JA has mostly 90 degrees offset to EU, but the JA stations are vertical polarized so it fits perfect. The same we have with the US, but they using horizontal as we do in Europe. So we have a polarization offset close to 90 degrees. That means an extra loss of 10 or 20 dB. Not acceptable on EME.
But we can make QSOs to the US from time to time. Also reported that the US guys hear us but we don’t, and vise versa.
The reasons are: one of the stations has polarization rotation or cross yagis, or 2nd Mr. Faraday turns the polarization. The earth’s magnetic field causes the wavefront from the radio signal to rotate in polarization several times as it passes through the ionosphere on the way to the moon and back.
That causes not only the wishful turning of 90 degree, but all degrees between 0-90° and to make it real complicated this effect is not reciprocal. And the polarized waves can be split of into many different polarizations. So even with pol. Rotation or H+V antennas we have a big loss, what looks like an absorbtion. As we know so far Murphy turns into a bad angle ever when we have only one sked with THE MEGA-dxpedition. HI !!
The observed fading on EME is caused by faraday and by libration.
As viewed from earth, the moon appears to rock back and forth on its axis. This motion is called “libration”. Both effects cause deep and fast qsb. This qsb can cut in a CW-letter a dash or dit so you hear a station loud but cannot decode the callsign.
As observed it needs an optimal speed for CW to make a qso under such condx. The perfect solution is cross polarization like on 23cm, but this causes other problems on 432 for yagi stations. With dishes its so easy. We observed times when libration is less than at other times, but a calculatable solution is not avaible. Faraday is also not predictable. We know it is a bit less in times when we have sunspot minimum and aurora causes absorbtion and extra loss, but we cannot calculate this. In my mind, this makes skeds and random more real a challenge, because you cannot predict all. You have to try and retry until a qso is successful.
Here we add a practical example to the spatial offset problem. In the chart below is shown the spatial offset during a window EU-US.
Moonrise US to moonset EU
At US moonrise we have 45° offset / 3 dB of extra loss. At half of the window spatial turns to nearly 90° / >20dB of extra loss. At Eu moonset the angle turns to below 30° / 1 dB loss. Here is the best chance to place a sked if other parameters are fit as well. Europe to the northwest US is much worse, for example my qth to KA7V in Oregon is always >70° / >10dB loss. This makes it very hard for linear polarized stations to complete a qso.
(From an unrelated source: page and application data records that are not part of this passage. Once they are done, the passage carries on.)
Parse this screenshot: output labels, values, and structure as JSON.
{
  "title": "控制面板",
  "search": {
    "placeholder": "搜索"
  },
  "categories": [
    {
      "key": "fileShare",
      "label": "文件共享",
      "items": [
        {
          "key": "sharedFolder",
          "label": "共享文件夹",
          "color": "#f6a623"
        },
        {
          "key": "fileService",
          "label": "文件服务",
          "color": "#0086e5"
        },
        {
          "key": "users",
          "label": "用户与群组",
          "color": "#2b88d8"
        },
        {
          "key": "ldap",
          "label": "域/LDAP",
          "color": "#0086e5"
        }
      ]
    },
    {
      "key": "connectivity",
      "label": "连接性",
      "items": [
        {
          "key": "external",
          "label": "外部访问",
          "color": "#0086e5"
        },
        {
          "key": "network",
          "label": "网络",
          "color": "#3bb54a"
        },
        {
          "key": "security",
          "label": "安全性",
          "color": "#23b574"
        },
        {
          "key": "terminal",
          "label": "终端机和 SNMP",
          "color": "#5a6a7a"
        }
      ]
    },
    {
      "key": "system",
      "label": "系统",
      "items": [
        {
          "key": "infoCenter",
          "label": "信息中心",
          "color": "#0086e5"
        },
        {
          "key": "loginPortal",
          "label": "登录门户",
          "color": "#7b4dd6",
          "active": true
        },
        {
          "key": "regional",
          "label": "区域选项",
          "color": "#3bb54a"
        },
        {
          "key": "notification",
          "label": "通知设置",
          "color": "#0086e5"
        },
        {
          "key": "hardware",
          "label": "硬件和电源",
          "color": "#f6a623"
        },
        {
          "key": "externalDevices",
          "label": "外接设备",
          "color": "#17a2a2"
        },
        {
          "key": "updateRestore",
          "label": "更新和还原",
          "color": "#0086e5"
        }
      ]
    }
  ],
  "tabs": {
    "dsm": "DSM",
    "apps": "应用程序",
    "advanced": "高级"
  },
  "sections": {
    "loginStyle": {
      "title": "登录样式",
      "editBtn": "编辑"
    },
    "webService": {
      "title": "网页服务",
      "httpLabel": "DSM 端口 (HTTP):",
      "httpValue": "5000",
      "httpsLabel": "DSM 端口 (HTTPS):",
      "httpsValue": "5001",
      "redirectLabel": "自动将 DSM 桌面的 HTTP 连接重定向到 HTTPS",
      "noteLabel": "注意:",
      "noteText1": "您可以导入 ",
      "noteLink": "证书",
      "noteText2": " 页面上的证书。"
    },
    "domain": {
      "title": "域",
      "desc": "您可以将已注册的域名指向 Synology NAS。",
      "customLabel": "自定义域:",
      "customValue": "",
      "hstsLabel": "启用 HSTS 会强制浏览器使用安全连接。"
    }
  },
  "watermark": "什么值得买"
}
Better is the path EU to VK5 where spatial is always below 30° / 1dB loss.
N8CQ 16 yagi portable on trailer with pol. rot.
This antenna above shows how to solve the polarization problem.
Libration in latitude variations have showed the greatest effect during the tests from SV3AAF. Libration in longitude variations (thin sine) have not showed significant effect. Anyway for the most of 2009 they almost coincide so it will be more difficult to distinguish for someone that does not have the experience of 2008.
For the moment the most important:
If you make some echo tests of your own for the purpose of libration study please correlate your observations also with lunar declination. At higher positive declinations I expect more clear results of the libration effect highs and lows. Perigee is of lesser relevance and it better be avoided for the purpose of libration tests at second half of 2009 because it doesn’t coincide with high moon at northern hemisphere. Audio spectrum waterfall monitor like Spectran can help the observation always along with our good ears.
Tnx to SV3AAF for this info !!
Maybe all of us can check if this fits with own observations. More theory at :